Activity: Set down every record once more, exactly as given.

╭─ Data records

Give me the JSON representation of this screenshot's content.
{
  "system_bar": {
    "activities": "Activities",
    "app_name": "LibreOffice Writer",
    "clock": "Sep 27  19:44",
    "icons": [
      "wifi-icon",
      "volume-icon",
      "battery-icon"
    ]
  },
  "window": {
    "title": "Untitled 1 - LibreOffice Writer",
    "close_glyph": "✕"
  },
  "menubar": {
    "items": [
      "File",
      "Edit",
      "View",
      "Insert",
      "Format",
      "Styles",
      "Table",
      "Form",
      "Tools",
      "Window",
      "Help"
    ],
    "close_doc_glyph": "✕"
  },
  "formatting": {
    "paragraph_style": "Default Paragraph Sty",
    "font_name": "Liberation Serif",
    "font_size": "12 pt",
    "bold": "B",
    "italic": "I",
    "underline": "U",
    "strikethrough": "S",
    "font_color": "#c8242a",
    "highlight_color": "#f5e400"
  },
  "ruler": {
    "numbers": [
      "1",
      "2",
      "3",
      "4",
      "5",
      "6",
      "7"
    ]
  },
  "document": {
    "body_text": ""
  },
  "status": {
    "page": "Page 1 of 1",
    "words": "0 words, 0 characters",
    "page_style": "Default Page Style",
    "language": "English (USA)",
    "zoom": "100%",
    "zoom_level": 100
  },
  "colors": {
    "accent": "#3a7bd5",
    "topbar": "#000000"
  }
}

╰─

Final answer:
Give me the JSON representation of this screenshot's content.
{
  "system_bar": {
    "activities": "Activities",
    "app_name": "LibreOffice Writer",
    "clock": "Sep 27  19:44",
    "icons": [
      "wifi-icon",
      "volume-icon",
      "battery-icon"
    ]
  },
  "window": {
    "title": "Untitled 1 - LibreOffice Writer",
    "close_glyph": "✕"
  },
  "menubar": {
    "items": [
      "File",
      "Edit",
      "View",
      "Insert",
      "Format",
      "Styles",
      "Table",
      "Form",
      "Tools",
      "Window",
      "Help"
    ],
    "close_doc_glyph": "✕"
  },
  "formatting": {
    "paragraph_style": "Default Paragraph Sty",
    "font_name": "Liberation Serif",
    "font_size": "12 pt",
    "bold": "B",
    "italic": "I",
    "underline": "U",
    "strikethrough": "S",
    "font_color": "#c8242a",
    "highlight_color": "#f5e400"
  },
  "ruler": {
    "numbers": [
      "1",
      "2",
      "3",
      "4",
      "5",
      "6",
      "7"
    ]
  },
  "document": {
    "body_text": ""
  },
  "status": {
    "page": "Page 1 of 1",
    "words": "0 words, 0 characters",
    "page_style": "Default Page Style",
    "language": "English (USA)",
    "zoom": "100%",
    "zoom_level": 100
  },
  "colors": {
    "accent": "#3a7bd5",
    "topbar": "#000000"
  }
}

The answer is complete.